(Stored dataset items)
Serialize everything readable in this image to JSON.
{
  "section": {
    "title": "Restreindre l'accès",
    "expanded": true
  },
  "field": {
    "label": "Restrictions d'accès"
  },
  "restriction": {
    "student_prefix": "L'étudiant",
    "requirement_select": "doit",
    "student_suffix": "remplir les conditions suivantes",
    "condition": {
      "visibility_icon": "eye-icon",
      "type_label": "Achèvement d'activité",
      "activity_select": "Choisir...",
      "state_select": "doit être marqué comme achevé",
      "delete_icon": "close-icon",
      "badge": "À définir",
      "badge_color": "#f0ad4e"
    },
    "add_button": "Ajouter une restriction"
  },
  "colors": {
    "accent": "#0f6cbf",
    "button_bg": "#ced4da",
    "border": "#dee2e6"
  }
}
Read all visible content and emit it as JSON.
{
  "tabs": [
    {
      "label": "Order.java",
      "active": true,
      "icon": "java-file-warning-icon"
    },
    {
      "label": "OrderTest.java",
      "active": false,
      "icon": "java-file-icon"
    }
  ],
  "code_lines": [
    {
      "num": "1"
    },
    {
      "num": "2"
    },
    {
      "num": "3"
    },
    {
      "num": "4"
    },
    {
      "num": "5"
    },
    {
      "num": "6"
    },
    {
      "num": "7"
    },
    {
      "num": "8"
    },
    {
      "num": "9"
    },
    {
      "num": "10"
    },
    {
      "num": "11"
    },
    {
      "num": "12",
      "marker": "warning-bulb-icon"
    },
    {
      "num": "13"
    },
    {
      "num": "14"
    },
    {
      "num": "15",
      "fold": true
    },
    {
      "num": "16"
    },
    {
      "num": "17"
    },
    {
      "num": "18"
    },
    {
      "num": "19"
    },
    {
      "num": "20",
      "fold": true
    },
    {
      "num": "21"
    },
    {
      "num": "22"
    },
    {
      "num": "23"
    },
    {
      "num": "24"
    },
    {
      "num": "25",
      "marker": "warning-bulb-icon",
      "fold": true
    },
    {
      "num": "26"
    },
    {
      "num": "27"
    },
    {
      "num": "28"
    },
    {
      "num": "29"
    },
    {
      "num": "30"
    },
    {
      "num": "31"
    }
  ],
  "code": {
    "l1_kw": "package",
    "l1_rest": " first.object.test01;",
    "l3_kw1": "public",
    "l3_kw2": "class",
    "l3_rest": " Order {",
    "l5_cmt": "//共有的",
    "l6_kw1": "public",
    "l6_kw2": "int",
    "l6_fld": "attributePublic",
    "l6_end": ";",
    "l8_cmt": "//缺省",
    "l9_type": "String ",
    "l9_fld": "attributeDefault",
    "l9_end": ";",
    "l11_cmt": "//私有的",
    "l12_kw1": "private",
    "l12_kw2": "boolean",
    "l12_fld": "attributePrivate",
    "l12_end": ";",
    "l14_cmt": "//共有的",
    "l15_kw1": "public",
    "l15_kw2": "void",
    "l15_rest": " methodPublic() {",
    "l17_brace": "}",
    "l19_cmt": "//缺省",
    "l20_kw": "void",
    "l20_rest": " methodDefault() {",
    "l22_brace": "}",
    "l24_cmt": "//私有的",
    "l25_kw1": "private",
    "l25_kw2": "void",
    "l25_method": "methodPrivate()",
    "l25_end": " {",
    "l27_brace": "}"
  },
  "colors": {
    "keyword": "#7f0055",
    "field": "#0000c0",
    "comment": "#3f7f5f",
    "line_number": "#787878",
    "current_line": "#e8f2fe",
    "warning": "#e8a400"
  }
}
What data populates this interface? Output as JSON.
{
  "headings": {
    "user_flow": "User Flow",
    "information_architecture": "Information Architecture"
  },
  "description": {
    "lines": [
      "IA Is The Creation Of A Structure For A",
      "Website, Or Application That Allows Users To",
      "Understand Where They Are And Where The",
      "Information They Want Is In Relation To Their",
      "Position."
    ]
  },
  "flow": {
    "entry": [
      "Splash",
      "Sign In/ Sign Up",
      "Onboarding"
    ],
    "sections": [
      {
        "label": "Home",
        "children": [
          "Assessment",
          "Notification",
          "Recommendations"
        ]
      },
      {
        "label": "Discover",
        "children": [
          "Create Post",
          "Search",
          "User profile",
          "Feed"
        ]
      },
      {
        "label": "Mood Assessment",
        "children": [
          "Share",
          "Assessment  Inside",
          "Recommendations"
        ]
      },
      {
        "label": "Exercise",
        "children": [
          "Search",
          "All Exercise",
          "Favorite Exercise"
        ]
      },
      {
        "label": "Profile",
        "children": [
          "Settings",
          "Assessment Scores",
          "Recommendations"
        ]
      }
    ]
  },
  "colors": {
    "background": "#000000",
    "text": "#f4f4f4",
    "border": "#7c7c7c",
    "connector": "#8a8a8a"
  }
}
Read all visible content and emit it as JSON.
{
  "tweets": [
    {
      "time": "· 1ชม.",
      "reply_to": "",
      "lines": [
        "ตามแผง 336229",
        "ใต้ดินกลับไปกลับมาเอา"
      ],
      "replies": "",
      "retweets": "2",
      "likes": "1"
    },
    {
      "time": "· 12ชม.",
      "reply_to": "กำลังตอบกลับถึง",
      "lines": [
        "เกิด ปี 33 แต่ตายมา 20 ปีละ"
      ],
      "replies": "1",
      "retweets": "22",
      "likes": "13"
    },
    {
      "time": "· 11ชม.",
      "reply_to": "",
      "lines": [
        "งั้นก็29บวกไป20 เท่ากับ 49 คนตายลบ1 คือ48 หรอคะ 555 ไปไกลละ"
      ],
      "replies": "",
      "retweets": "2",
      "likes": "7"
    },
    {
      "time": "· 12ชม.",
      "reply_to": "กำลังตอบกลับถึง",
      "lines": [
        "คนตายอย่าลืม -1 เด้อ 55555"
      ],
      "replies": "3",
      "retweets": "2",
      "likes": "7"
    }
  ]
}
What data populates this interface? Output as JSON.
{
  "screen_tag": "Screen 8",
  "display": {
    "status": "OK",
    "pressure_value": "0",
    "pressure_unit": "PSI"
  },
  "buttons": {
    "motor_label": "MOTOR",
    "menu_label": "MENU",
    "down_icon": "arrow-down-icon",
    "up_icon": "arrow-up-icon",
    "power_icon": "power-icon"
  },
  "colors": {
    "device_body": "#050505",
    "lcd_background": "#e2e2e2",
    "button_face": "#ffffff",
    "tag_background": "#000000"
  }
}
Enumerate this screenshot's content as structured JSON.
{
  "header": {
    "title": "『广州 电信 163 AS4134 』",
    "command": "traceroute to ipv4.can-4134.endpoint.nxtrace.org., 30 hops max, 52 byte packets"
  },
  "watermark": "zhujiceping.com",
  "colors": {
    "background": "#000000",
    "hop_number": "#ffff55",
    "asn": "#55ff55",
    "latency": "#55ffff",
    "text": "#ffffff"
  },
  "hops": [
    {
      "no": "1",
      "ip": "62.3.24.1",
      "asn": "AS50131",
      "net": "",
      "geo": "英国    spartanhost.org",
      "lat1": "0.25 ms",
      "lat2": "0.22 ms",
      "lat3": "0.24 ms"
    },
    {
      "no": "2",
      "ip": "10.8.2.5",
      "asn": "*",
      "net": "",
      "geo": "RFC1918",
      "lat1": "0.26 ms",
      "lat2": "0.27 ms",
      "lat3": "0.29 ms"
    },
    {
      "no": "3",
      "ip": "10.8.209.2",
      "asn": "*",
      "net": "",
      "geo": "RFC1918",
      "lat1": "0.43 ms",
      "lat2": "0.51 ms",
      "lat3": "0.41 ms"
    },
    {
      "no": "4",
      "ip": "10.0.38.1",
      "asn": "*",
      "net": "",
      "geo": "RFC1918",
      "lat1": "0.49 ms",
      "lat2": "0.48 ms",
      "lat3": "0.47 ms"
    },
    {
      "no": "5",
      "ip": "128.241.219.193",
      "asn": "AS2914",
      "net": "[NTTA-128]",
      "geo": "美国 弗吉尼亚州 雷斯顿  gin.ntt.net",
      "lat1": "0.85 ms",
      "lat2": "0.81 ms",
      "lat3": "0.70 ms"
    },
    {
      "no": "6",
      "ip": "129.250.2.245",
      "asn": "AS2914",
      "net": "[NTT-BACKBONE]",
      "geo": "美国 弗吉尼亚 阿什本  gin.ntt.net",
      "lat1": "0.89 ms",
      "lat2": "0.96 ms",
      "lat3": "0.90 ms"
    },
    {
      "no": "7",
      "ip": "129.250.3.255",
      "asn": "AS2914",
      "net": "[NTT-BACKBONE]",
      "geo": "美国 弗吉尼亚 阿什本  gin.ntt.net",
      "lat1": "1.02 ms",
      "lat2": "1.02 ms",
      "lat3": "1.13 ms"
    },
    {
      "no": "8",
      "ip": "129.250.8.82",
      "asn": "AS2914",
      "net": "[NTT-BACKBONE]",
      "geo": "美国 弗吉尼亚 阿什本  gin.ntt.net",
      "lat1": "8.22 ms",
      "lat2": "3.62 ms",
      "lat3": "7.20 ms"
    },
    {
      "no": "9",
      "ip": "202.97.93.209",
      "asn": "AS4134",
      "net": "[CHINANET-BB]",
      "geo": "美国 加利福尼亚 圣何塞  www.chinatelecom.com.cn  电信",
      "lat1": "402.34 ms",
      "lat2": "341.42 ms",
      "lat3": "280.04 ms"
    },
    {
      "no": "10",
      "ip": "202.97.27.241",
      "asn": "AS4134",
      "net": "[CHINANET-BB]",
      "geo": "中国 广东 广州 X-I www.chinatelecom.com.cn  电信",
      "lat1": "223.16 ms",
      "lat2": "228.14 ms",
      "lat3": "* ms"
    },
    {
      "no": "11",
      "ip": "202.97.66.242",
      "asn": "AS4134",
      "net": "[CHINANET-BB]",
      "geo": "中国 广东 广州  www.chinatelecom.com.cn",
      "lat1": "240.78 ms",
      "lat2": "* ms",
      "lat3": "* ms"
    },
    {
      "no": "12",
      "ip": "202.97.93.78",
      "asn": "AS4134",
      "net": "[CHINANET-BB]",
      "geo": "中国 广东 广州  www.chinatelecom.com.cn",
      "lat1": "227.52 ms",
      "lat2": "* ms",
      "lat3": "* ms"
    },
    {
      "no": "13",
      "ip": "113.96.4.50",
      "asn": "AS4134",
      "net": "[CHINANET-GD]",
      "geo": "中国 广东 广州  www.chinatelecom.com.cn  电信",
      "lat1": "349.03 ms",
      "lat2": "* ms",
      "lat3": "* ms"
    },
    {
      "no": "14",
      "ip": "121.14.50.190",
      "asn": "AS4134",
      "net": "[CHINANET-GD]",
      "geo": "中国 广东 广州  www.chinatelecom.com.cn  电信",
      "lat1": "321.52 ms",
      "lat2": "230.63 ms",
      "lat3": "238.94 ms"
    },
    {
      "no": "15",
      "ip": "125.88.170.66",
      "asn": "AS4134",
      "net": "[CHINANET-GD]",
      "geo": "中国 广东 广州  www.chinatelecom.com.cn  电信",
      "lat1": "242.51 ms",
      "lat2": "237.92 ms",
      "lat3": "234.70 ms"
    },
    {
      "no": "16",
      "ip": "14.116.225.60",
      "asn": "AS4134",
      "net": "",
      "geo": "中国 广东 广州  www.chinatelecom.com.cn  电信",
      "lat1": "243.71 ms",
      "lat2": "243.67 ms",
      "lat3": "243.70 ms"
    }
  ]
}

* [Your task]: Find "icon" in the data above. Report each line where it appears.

* [Written response]:
      "visibility_icon": "eye-icon",
      "delete_icon": "close-icon",
      "icon": "java-file-warning-icon"
      "icon": "java-file-icon"
      "marker": "warning-bulb-icon"
      "marker": "warning-bulb-icon",
    "down_icon": "arrow-down-icon",
    "up_icon": "arrow-up-icon",
    "power_icon": "power-icon"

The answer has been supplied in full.